Stanford Advisors


  • Yang Hu, Postdoctoral Faculty Sponsor

All Publications


  • Chronic mild and acute severe glaucomatous neurodegeneration derived from silicone oil-induced ocular hypertension. Scientific reports Fang, F., Zhang, J., Zhuang, P., Liu, P., Li, L., Huang, H., Webber, H. C., Xu, Y., Liu, L., Dalal, R., Sun, Y., Hu, Y. 2021; 11 (1): 9052

    Abstract

    Recently, we established silicone oil-induced ocular hypertension (SOHU) mouse model with significant glaucomatous neurodegeneration. Here we characterize two additional variations of this model that simulate two distinct glaucoma types. The first is a chronic model produced by high frequency (HF) pupillary dilation after SO-induced pupillary block, which shows sustained moderate IOP elevation and corresponding slow, mild glaucomatous neurodegeneration. We also demonstrate that although SO removal quickly returns IOP to normal, the glaucomatous neurodegeneration continues to advance to a similar degree as in the HF group without SO removal. The second, an acute model created by no pupillary dilation (ND), shows a greatly elevated IOP and severe inner retina degeneration at an early time point. Therefore, by a straightforward dilation scheme, we extend our original SOHU model to recapitulate phenotypes of two major glaucoma forms, which will be invaluable for selecting neuroprotectants and elucidating their molecular mechanisms.

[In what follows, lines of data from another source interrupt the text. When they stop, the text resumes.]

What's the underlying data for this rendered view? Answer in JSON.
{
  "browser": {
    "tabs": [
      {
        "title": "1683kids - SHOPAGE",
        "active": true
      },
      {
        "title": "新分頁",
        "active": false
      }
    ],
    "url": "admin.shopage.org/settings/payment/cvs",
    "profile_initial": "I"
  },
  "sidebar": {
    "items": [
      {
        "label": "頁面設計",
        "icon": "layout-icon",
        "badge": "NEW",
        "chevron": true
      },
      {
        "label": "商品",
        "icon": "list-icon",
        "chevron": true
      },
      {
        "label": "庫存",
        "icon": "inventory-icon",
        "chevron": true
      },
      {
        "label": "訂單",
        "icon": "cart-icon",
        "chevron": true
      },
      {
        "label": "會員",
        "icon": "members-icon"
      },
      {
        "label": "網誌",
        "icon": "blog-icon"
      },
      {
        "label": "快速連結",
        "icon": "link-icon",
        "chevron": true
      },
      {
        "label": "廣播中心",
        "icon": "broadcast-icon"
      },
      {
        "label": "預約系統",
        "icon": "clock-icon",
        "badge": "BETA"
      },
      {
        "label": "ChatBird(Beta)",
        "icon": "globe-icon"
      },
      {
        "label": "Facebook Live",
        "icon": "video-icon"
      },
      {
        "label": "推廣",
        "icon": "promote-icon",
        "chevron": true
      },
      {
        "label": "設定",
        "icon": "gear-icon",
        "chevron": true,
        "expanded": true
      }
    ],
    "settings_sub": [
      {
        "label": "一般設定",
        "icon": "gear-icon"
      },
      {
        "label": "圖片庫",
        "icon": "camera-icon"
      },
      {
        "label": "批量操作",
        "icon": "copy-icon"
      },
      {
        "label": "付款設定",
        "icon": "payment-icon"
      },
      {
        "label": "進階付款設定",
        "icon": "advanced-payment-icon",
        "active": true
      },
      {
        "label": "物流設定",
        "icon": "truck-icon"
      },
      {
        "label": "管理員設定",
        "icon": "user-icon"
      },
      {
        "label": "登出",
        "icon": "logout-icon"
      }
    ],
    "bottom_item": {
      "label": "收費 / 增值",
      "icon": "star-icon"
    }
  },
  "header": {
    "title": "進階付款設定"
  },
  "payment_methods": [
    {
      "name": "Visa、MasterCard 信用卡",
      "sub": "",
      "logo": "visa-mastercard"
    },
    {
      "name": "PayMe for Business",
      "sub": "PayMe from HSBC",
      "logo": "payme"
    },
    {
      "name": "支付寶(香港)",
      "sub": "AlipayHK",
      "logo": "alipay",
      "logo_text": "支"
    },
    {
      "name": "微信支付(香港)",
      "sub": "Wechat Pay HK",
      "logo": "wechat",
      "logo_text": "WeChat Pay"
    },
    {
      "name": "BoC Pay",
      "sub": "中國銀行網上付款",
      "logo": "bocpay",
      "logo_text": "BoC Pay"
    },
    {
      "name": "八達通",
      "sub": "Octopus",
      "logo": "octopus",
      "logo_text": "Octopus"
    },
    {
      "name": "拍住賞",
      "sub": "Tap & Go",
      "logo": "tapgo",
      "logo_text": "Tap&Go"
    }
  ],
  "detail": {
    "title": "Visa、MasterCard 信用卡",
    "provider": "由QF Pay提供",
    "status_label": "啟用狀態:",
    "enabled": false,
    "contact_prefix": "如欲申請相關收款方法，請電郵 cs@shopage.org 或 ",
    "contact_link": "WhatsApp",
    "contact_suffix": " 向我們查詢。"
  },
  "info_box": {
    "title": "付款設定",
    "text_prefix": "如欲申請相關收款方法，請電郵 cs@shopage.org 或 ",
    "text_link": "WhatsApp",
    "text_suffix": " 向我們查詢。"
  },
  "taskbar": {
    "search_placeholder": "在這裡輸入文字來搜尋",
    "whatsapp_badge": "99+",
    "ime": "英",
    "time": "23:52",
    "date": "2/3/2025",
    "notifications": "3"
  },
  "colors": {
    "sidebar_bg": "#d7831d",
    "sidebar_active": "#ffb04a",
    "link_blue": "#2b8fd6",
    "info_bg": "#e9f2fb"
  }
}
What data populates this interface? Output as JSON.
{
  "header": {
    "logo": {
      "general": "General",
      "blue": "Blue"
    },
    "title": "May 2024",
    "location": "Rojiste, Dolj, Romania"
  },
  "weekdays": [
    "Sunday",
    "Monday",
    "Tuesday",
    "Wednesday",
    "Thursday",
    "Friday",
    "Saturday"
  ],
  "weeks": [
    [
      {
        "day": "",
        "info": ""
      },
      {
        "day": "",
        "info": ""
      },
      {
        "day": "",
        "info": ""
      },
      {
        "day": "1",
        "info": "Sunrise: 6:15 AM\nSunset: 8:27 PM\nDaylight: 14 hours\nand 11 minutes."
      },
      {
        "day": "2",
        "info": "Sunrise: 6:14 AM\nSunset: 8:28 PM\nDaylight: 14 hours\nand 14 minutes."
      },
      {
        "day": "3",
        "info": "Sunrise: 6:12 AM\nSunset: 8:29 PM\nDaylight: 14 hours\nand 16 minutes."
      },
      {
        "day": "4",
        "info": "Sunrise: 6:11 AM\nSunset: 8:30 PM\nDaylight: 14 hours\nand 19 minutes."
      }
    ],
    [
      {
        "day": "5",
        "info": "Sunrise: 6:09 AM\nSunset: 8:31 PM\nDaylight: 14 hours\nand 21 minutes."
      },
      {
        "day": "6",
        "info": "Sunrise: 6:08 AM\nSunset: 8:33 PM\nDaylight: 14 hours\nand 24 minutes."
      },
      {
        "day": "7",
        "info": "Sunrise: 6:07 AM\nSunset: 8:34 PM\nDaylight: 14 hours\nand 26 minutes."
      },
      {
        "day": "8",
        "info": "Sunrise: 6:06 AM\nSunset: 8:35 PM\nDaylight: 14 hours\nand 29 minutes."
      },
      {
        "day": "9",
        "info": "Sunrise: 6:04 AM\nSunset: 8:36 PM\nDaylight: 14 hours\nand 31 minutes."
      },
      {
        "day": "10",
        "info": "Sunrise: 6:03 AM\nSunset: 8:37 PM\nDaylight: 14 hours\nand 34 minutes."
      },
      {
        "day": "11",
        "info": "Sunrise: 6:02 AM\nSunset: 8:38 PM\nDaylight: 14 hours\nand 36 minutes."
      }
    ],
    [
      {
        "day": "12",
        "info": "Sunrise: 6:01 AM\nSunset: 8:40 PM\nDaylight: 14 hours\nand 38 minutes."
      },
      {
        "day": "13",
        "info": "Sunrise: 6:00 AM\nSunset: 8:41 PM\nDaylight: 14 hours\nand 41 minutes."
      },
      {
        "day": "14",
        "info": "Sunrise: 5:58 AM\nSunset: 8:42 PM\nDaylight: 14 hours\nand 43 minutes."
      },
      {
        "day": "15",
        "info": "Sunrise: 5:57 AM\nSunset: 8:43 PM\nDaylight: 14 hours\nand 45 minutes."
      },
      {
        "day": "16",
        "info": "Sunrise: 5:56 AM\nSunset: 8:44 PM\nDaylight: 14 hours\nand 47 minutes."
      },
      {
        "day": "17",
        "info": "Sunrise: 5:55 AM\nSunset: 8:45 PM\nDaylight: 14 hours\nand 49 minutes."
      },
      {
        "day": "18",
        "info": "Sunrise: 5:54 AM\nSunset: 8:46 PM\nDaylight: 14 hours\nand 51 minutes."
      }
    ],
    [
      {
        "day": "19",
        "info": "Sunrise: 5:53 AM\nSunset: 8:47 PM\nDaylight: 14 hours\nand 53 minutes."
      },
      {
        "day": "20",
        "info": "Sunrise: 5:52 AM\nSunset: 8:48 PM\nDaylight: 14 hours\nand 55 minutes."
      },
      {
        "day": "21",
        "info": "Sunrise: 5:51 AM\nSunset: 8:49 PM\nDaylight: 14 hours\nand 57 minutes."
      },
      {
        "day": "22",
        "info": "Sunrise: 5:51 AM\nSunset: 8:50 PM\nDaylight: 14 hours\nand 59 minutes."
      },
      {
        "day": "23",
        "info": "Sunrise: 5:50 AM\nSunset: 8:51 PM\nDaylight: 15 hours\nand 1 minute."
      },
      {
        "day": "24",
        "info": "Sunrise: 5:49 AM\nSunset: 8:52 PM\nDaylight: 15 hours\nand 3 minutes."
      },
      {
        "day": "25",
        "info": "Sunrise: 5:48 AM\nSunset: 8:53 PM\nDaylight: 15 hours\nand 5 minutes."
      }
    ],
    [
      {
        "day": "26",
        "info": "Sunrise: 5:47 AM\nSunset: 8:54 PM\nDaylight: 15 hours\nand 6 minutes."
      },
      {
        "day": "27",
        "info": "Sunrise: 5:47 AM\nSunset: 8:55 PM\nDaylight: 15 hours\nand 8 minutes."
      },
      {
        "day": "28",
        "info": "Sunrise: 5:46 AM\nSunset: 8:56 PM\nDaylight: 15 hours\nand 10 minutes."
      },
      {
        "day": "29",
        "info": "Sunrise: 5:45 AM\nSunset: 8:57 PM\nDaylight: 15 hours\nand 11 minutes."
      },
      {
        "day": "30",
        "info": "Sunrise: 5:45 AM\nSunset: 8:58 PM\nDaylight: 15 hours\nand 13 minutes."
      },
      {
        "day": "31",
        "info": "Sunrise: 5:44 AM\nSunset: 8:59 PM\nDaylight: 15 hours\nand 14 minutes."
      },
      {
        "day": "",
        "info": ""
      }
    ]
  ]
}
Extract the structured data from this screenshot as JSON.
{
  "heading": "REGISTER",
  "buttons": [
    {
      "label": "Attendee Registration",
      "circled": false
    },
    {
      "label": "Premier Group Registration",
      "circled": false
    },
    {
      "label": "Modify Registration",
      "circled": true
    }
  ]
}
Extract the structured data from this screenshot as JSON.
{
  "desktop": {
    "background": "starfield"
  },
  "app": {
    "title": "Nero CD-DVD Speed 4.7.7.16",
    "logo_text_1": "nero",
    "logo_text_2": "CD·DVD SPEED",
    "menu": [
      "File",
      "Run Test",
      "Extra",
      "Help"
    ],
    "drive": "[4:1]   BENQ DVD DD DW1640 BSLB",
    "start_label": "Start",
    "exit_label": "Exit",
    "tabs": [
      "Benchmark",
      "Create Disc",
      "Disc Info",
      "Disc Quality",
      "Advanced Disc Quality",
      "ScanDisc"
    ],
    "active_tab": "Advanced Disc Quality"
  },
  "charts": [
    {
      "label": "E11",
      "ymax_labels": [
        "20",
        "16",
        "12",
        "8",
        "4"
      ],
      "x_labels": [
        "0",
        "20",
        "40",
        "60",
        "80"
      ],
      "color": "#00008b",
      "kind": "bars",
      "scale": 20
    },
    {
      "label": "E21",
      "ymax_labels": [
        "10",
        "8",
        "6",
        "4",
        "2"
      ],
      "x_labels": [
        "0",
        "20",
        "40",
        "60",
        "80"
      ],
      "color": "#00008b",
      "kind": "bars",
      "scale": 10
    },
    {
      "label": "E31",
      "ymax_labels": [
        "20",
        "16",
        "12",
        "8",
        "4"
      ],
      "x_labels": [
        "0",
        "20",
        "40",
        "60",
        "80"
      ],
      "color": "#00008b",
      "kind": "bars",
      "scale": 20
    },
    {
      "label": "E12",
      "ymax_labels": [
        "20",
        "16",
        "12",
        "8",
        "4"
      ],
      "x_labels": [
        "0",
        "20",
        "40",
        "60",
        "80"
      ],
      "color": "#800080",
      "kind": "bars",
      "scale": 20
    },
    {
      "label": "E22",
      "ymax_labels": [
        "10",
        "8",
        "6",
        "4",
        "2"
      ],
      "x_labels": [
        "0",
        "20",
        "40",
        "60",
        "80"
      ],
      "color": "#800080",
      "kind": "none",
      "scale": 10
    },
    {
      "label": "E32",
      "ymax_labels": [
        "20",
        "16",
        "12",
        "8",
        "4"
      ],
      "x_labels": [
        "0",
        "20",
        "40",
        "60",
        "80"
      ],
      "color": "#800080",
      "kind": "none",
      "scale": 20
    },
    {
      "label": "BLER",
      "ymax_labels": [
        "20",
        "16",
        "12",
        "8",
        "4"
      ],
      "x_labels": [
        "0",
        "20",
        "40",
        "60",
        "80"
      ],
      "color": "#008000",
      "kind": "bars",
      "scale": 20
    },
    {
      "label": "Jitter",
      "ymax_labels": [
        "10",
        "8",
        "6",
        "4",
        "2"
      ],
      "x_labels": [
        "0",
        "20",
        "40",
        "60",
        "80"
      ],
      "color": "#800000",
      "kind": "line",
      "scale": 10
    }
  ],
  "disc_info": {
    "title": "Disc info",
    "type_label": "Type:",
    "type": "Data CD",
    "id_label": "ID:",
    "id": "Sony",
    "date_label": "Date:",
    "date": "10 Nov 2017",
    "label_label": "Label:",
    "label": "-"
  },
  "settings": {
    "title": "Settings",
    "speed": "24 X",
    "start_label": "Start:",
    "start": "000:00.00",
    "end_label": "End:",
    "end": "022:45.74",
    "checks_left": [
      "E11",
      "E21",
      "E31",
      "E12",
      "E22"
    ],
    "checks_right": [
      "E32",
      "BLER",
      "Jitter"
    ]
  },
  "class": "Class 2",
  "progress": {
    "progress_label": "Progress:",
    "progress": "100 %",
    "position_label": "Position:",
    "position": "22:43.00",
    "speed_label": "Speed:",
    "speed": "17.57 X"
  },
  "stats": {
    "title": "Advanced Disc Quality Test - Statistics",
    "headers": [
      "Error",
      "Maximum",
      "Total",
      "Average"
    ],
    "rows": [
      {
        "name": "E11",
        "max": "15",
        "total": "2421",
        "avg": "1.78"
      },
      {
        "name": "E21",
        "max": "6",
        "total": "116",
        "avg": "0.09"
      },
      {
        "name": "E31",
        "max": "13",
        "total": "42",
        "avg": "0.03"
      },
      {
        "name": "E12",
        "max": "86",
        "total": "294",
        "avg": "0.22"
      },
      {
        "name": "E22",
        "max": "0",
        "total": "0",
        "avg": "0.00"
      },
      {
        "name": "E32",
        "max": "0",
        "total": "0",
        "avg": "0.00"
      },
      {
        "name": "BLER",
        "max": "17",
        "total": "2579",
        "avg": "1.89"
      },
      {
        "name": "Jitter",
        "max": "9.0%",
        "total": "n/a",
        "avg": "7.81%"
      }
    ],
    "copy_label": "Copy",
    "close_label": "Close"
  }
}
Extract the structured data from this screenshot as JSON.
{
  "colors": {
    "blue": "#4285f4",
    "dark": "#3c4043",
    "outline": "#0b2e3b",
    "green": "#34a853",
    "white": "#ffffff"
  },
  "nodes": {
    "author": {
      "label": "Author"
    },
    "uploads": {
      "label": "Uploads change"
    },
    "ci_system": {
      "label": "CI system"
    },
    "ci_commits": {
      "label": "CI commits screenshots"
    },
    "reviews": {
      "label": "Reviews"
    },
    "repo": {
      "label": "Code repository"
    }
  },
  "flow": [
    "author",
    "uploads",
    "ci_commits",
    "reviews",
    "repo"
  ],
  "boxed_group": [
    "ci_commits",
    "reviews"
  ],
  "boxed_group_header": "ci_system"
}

    View details for DOI 10.1038/s41598-021-88690-x

    View details for PubMedID 33907301

  • Neuronal NMNAT2 Overexpression Does Not Achieve Significant Neuroprotection in Experimental Autoimmune Encephalomyelitis/Optic Neuritis. Frontiers in cellular neuroscience Liu, P., Huang, H., Fang, F., Liu, L., Li, L., Feng, X., Chen, W., Dalal, R., Sun, Y., Hu, Y. 2021; 15: 754651

    Abstract

    Optic neuritis, inflammation, and demyelination of the optic nerve (ON), is one of the most common clinical manifestations of multiple sclerosis; affected patients suffer persistent visual symptoms due to ON degeneration and secondary retinal ganglion cell (RGC) death. The mouse experimental autoimmune encephalomyelitis (EAE) model replicates optic neuritis and significant RGC soma and axon loss. Nicotinamide mononucleotide adenylyltransferases (NMNATs) are NAD+-synthetic enzymes that have been shown to be essential for axon integrity, activation of which significantly delays axonal Wallerian degeneration. NMNAT2, which is enriched in axons, has been proposed as a promising therapeutic target for axon injury-induced neurodegeneration. We therefore investigated whether activation of NMNAT2 can be used as a gene therapy strategy for neuroprotection in EAE/optic neuritis. To avoid the confounding effects in inflammatory cells, which play important roles in EAE initiation and progression, we used an RGC-specific promoter to drive the expression of the long half-life NMNAT2 mutant in mouse RGCs in vivo. However, optical coherence tomography in vivo retina imaging did not reveal significant protection of the ganglion cell complex, and visual function assays, pattern electroretinography, and optokinetic response also showed no improvement in mice with NMNAT2 overexpression. Postmortem histological analysis of retina wholemounts and semithin sections of ON confirmed the in vivo results: NMNAT2 activation in RGCs does not provide significant neuroprotection of RGCs in EAE/optic neuritis. Our studies suggest that a different degenerative mechanism than Wallerian degeneration is involved in autoimmune inflammatory axonopathy and that NMNAT2 may not be a major contributor to this mechanism.

    View details for DOI 10.3389/fncel.2021.754651

    View details for PubMedID 34707482